Data about app and page elements |
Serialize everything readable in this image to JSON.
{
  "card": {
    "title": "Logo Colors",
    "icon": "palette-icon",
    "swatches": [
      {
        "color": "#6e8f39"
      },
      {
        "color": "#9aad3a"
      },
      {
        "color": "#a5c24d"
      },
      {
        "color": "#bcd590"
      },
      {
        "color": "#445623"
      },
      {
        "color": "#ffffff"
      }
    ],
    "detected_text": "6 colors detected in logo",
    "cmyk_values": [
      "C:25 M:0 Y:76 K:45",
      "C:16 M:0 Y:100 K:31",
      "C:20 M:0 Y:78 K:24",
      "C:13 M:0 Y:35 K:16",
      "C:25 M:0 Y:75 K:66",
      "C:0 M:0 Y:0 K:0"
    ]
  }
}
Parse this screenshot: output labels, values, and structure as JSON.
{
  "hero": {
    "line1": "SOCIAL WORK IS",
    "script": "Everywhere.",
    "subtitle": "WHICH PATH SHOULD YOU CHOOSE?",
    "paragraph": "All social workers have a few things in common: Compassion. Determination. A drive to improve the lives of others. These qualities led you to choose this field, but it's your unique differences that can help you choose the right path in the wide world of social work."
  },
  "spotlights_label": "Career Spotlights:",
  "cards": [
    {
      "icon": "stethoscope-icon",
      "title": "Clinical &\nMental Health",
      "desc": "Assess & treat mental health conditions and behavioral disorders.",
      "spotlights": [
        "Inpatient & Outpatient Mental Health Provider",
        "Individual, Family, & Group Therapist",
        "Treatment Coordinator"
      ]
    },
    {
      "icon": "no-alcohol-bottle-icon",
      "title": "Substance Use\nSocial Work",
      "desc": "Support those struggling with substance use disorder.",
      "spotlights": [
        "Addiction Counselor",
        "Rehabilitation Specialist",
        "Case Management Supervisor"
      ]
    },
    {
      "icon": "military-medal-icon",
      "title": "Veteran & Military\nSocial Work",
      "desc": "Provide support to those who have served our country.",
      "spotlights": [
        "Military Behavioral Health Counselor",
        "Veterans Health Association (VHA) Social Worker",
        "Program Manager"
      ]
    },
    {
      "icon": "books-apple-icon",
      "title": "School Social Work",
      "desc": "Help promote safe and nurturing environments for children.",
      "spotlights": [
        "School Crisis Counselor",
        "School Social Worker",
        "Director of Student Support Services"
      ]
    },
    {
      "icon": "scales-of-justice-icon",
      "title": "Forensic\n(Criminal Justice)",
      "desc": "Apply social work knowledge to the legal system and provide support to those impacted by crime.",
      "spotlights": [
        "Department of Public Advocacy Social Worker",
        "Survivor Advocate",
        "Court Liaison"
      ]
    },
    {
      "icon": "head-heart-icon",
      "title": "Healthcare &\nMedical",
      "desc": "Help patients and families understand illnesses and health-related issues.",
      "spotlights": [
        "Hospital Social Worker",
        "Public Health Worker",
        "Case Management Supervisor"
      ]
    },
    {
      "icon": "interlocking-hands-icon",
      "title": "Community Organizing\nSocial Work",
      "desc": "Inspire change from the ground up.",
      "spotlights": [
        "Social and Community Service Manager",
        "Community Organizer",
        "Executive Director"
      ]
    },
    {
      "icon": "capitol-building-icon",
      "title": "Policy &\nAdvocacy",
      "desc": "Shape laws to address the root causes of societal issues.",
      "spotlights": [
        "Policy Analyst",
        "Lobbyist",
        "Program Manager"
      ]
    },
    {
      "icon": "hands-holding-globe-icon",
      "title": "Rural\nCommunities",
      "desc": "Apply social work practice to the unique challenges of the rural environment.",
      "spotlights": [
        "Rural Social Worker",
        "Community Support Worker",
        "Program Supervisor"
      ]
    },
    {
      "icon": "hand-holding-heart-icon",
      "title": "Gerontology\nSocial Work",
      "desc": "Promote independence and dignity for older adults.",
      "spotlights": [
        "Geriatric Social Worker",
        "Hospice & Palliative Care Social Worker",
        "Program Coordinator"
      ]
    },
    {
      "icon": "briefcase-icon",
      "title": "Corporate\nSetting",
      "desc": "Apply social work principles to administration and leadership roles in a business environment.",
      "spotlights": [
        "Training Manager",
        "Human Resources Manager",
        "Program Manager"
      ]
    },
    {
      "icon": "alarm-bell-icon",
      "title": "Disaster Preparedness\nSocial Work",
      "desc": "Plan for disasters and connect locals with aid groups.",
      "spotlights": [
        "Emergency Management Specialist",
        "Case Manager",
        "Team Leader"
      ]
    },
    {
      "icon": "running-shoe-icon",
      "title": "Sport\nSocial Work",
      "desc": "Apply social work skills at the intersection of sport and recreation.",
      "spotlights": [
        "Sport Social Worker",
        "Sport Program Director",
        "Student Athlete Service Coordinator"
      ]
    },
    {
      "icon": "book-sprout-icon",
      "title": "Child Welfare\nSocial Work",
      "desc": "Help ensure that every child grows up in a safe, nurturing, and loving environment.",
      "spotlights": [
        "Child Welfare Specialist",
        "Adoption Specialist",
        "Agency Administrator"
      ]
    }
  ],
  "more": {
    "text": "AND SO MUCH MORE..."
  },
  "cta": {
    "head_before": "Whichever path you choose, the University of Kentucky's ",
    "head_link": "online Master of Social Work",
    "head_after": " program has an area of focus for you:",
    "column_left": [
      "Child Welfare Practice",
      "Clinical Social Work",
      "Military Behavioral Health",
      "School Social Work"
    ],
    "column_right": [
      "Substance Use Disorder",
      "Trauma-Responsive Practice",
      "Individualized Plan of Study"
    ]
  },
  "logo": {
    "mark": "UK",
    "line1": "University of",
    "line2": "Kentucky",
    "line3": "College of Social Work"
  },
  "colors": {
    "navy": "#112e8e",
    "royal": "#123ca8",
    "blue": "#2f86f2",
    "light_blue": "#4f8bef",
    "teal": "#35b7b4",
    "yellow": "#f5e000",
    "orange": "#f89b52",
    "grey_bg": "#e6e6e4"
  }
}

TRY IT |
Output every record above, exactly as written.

FINISHED TASK |
Serialize everything readable in this image to JSON.
{
  "card": {
    "title": "Logo Colors",
    "icon": "palette-icon",
    "swatches": [
      {
        "color": "#6e8f39"
      },
      {
        "color": "#9aad3a"
      },
      {
        "color": "#a5c24d"
      },
      {
        "color": "#bcd590"
      },
      {
        "color": "#445623"
      },
      {
        "color": "#ffffff"
      }
    ],
    "detected_text": "6 colors detected in logo",
    "cmyk_values": [
      "C:25 M:0 Y:76 K:45",
      "C:16 M:0 Y:100 K:31",
      "C:20 M:0 Y:78 K:24",
      "C:13 M:0 Y:35 K:16",
      "C:25 M:0 Y:75 K:66",
      "C:0 M:0 Y:0 K:0"
    ]
  }
}
Parse this screenshot: output labels, values, and structure as JSON.
{
  "hero": {
    "line1": "SOCIAL WORK IS",
    "script": "Everywhere.",
    "subtitle": "WHICH PATH SHOULD YOU CHOOSE?",
    "paragraph": "All social workers have a few things in common: Compassion. Determination. A drive to improve the lives of others. These qualities led you to choose this field, but it's your unique differences that can help you choose the right path in the wide world of social work."
  },
  "spotlights_label": "Career Spotlights:",
  "cards": [
    {
      "icon": "stethoscope-icon",
      "title": "Clinical &\nMental Health",
      "desc": "Assess & treat mental health conditions and behavioral disorders.",
      "spotlights": [
        "Inpatient & Outpatient Mental Health Provider",
        "Individual, Family, & Group Therapist",
        "Treatment Coordinator"
      ]
    },
    {
      "icon": "no-alcohol-bottle-icon",
      "title": "Substance Use\nSocial Work",
      "desc": "Support those struggling with substance use disorder.",
      "spotlights": [
        "Addiction Counselor",
        "Rehabilitation Specialist",
        "Case Management Supervisor"
      ]
    },
    {
      "icon": "military-medal-icon",
      "title": "Veteran & Military\nSocial Work",
      "desc": "Provide support to those who have served our country.",
      "spotlights": [
        "Military Behavioral Health Counselor",
        "Veterans Health Association (VHA) Social Worker",
        "Program Manager"
      ]
    },
    {
      "icon": "books-apple-icon",
      "title": "School Social Work",
      "desc": "Help promote safe and nurturing environments for children.",
      "spotlights": [
        "School Crisis Counselor",
        "School Social Worker",
        "Director of Student Support Services"
      ]
    },
    {
      "icon": "scales-of-justice-icon",
      "title": "Forensic\n(Criminal Justice)",
      "desc": "Apply social work knowledge to the legal system and provide support to those impacted by crime.",
      "spotlights": [
        "Department of Public Advocacy Social Worker",
        "Survivor Advocate",
        "Court Liaison"
      ]
    },
    {
      "icon": "head-heart-icon",
      "title": "Healthcare &\nMedical",
      "desc": "Help patients and families understand illnesses and health-related issues.",
      "spotlights": [
        "Hospital Social Worker",
        "Public Health Worker",
        "Case Management Supervisor"
      ]
    },
    {
      "icon": "interlocking-hands-icon",
      "title": "Community Organizing\nSocial Work",
      "desc": "Inspire change from the ground up.",
      "spotlights": [
        "Social and Community Service Manager",
        "Community Organizer",
        "Executive Director"
      ]
    },
    {
      "icon": "capitol-building-icon",
      "title": "Policy &\nAdvocacy",
      "desc": "Shape laws to address the root causes of societal issues.",
      "spotlights": [
        "Policy Analyst",
        "Lobbyist",
        "Program Manager"
      ]
    },
    {
      "icon": "hands-holding-globe-icon",
      "title": "Rural\nCommunities",
      "desc": "Apply social work practice to the unique challenges of the rural environment.",
      "spotlights": [
        "Rural Social Worker",
        "Community Support Worker",
        "Program Supervisor"
      ]
    },
    {
      "icon": "hand-holding-heart-icon",
      "title": "Gerontology\nSocial Work",
      "desc": "Promote independence and dignity for older adults.",
      "spotlights": [
        "Geriatric Social Worker",
        "Hospice & Palliative Care Social Worker",
        "Program Coordinator"
      ]
    },
    {
      "icon": "briefcase-icon",
      "title": "Corporate\nSetting",
      "desc": "Apply social work principles to administration and leadership roles in a business environment.",
      "spotlights": [
        "Training Manager",
        "Human Resources Manager",
        "Program Manager"
      ]
    },
    {
      "icon": "alarm-bell-icon",
      "title": "Disaster Preparedness\nSocial Work",
      "desc": "Plan for disasters and connect locals with aid groups.",
      "spotlights": [
        "Emergency Management Specialist",
        "Case Manager",
        "Team Leader"
      ]
    },
    {
      "icon": "running-shoe-icon",
      "title": "Sport\nSocial Work",
      "desc": "Apply social work skills at the intersection of sport and recreation.",
      "spotlights": [
        "Sport Social Worker",
        "Sport Program Director",
        "Student Athlete Service Coordinator"
      ]
    },
    {
      "icon": "book-sprout-icon",
      "title": "Child Welfare\nSocial Work",
      "desc": "Help ensure that every child grows up in a safe, nurturing, and loving environment.",
      "spotlights": [
        "Child Welfare Specialist",
        "Adoption Specialist",
        "Agency Administrator"
      ]
    }
  ],
  "more": {
    "text": "AND SO MUCH MORE..."
  },
  "cta": {
    "head_before": "Whichever path you choose, the University of Kentucky's ",
    "head_link": "online Master of Social Work",
    "head_after": " program has an area of focus for you:",
    "column_left": [
      "Child Welfare Practice",
      "Clinical Social Work",
      "Military Behavioral Health",
      "School Social Work"
    ],
    "column_right": [
      "Substance Use Disorder",
      "Trauma-Responsive Practice",
      "Individualized Plan of Study"
    ]
  },
  "logo": {
    "mark": "UK",
    "line1": "University of",
    "line2": "Kentucky",
    "line3": "College of Social Work"
  },
  "colors": {
    "navy": "#112e8e",
    "royal": "#123ca8",
    "blue": "#2f86f2",
    "light_blue": "#4f8bef",
    "teal": "#35b7b4",
    "yellow": "#f5e000",
    "orange": "#f89b52",
    "grey_bg": "#e6e6e4"
  }
}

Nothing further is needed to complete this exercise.